Already, there is talk of putting in place a strong man, someone who will be able to deliver stability.
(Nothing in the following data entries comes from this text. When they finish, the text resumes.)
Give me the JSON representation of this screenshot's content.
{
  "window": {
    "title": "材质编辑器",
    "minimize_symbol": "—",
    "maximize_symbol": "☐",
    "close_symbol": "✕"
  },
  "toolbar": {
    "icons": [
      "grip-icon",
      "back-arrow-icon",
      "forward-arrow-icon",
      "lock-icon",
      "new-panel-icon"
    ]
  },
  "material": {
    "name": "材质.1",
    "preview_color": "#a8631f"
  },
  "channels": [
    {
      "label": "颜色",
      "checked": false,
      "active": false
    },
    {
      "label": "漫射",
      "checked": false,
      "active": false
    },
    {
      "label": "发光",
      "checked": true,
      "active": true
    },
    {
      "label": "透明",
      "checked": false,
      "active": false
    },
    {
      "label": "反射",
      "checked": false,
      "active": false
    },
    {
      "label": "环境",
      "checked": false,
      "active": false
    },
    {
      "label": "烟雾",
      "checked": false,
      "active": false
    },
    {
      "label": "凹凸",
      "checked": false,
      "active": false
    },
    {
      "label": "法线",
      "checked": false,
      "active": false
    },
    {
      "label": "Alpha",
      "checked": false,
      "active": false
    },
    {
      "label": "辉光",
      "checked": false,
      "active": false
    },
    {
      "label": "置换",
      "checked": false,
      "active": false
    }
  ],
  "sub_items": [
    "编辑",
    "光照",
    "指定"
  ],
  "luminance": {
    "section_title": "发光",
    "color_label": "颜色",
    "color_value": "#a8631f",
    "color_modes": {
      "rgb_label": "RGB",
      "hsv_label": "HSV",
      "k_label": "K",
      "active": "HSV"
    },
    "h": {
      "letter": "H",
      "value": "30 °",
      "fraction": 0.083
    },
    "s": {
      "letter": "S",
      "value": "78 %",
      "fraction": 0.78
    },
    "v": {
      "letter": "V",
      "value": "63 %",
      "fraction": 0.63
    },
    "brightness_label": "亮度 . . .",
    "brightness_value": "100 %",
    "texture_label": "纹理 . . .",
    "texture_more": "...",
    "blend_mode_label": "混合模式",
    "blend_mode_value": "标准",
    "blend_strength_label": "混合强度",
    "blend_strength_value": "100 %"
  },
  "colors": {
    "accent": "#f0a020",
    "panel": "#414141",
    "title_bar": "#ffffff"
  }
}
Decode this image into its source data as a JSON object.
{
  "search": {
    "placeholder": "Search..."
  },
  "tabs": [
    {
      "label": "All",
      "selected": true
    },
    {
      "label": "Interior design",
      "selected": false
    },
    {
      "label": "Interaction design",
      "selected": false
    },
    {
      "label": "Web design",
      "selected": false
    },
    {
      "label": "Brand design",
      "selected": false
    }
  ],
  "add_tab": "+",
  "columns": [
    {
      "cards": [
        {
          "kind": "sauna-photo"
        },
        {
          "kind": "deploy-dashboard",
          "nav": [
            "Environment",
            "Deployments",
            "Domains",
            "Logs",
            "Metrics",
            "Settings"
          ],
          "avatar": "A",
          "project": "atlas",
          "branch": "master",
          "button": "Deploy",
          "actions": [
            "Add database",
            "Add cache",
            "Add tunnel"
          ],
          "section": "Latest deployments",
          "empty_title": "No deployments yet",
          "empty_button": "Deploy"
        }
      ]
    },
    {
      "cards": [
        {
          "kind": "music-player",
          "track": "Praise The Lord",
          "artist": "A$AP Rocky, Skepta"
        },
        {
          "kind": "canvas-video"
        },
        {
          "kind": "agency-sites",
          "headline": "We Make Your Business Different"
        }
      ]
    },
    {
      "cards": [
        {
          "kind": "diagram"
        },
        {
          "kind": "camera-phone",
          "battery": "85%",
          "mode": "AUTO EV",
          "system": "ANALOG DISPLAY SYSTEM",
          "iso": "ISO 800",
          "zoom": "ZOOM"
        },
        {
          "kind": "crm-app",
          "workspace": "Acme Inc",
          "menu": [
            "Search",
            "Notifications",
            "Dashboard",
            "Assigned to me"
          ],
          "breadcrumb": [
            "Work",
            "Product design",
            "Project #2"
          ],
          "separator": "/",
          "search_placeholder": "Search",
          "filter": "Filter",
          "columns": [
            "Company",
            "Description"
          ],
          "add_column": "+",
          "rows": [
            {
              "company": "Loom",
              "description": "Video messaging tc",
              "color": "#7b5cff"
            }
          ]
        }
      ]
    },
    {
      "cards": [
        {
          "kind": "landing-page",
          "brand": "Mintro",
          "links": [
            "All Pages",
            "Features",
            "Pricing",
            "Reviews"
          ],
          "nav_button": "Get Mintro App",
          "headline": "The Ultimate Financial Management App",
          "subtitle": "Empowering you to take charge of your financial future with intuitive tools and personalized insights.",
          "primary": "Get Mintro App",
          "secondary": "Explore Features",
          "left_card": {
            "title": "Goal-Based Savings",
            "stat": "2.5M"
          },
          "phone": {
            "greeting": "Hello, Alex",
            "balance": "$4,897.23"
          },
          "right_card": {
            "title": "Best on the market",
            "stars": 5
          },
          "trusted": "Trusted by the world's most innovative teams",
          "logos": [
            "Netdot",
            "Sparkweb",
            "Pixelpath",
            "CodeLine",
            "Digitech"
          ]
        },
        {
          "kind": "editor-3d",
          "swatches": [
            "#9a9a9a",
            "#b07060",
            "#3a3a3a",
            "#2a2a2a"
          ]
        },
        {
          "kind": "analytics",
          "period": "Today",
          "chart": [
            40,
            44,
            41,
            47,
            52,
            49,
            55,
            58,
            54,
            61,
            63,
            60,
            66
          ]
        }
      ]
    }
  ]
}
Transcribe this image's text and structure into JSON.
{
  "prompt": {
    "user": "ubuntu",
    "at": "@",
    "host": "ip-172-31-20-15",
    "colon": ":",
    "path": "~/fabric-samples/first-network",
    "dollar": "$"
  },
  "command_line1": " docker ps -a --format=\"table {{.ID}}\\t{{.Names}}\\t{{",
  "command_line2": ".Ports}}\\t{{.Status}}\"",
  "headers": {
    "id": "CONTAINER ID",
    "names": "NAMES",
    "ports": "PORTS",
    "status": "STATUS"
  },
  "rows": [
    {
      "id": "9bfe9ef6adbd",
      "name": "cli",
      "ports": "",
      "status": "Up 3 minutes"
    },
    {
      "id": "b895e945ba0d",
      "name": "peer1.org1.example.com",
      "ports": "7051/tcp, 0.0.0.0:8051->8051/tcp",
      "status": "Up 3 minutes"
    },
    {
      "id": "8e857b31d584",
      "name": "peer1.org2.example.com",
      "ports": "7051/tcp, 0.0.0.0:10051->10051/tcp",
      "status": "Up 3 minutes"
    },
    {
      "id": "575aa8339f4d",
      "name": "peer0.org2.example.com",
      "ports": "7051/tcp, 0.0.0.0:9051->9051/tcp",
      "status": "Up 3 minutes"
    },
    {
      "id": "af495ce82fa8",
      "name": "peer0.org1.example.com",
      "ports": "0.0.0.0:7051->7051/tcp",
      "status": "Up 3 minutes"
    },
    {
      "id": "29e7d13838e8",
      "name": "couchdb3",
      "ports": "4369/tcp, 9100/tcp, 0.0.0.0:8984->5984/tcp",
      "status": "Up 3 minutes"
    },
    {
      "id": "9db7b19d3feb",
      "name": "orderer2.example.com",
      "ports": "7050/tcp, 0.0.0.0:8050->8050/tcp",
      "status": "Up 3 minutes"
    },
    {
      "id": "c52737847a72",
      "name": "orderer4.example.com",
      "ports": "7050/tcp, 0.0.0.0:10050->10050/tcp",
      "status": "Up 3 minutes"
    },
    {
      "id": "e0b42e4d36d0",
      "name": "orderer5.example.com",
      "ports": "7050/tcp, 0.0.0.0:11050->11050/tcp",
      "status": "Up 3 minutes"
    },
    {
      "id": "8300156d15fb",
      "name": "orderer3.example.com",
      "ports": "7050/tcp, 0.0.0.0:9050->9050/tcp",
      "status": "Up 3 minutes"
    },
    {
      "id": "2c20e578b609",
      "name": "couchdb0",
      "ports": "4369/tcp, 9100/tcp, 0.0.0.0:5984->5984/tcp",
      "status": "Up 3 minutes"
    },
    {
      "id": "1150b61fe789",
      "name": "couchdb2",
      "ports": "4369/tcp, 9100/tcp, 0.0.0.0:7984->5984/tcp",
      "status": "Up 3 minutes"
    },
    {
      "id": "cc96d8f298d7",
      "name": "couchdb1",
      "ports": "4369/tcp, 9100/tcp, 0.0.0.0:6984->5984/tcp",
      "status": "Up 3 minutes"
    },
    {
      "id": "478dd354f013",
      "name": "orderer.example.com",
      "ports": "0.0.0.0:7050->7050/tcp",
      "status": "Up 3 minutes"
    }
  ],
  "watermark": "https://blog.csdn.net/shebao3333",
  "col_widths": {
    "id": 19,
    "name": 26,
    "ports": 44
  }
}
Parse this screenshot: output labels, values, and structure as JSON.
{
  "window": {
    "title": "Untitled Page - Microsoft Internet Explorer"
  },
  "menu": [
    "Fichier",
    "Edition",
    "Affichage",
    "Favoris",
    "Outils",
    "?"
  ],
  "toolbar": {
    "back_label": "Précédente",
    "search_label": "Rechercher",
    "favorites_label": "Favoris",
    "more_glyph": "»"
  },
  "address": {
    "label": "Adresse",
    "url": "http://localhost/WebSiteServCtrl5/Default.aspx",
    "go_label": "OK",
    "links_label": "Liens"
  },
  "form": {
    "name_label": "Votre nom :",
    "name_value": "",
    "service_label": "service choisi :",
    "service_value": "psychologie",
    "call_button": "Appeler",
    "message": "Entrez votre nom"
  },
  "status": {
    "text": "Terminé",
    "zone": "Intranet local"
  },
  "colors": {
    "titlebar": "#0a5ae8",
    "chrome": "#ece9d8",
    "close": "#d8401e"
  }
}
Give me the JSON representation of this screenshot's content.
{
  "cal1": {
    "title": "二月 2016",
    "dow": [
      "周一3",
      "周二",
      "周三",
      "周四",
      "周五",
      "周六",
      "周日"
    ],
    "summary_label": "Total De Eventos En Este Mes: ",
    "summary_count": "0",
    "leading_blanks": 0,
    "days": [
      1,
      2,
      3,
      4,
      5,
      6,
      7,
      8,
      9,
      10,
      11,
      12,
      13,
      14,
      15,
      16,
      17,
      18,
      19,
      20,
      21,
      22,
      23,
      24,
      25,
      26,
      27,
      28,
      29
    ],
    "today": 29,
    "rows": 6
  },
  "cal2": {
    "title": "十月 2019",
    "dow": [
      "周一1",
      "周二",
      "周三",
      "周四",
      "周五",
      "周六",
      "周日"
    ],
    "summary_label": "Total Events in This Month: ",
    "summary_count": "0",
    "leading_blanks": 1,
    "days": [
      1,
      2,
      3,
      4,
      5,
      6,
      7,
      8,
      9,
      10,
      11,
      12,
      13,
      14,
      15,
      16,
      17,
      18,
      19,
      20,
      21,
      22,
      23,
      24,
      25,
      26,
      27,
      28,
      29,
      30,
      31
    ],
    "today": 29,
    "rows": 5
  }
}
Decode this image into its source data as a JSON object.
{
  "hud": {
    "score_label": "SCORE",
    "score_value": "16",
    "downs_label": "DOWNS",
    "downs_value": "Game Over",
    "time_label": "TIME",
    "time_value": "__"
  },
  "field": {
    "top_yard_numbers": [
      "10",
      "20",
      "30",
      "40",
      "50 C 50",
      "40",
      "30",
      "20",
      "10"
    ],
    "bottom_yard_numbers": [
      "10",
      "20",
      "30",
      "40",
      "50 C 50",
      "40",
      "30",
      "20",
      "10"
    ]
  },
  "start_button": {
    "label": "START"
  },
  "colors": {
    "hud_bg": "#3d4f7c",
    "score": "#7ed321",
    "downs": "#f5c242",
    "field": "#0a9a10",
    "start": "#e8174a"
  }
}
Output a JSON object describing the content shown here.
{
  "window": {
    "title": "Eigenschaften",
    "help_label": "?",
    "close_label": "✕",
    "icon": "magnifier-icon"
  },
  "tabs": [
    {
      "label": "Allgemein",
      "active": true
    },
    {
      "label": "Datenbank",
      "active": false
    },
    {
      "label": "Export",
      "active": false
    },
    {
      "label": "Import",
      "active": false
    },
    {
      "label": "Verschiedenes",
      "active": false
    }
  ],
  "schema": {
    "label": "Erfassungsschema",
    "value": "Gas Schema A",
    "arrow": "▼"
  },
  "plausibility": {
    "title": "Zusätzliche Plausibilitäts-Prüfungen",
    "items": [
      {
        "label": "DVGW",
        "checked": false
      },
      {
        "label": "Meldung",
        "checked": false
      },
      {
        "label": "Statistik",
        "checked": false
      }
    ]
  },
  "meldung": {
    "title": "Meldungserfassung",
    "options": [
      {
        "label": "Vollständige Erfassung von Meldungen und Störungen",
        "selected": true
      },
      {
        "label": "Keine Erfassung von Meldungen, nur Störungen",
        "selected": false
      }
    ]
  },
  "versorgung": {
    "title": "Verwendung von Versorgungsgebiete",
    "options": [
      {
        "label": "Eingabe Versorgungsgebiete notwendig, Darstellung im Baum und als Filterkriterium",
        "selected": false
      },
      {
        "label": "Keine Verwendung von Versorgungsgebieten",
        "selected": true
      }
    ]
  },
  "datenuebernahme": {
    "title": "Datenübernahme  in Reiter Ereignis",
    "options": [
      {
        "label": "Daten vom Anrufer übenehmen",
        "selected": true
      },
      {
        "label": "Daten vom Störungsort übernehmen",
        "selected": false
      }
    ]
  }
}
And that may well be the best solution to prevent this nation from breaking apart.
For no election can ever be regarded as anything more than a sham, after what has just happened in Egypt.
The Muslim Brotherhood must have known they were living on borrowed time, but not even in their worst nightmares could they have imagined that they would last just one year.
Egypt has taken a step back today – the journey to modernity championed by Arab intellectuals has succumbed to the power of the mob, that Arab Street that the West has so warned us all of.
Perhaps, intellectuals in the West are right – the Arab mind is not capable of understanding a process as brilliant, yet as nuanced as democracy.
It hasn’t worked in Iraq, and now it’s completely failed in Egypt.
No one forced the crowds out on the street, they came of their own accord, and they will have to live with the consequences of their actions which could reverberate for decades to come.
Egypt may never recover from the army’ s prehistoric actions.
And as a result, we may just seen the beginning of the break-up of this north African state.
(Pictured above – the head of Egypt’s army Gen Abdul Fattah al-Sisi on state TV announcing that the constitution had been suspended and that the chief justice of the constitutional court would take on Mr Morsi’s powers)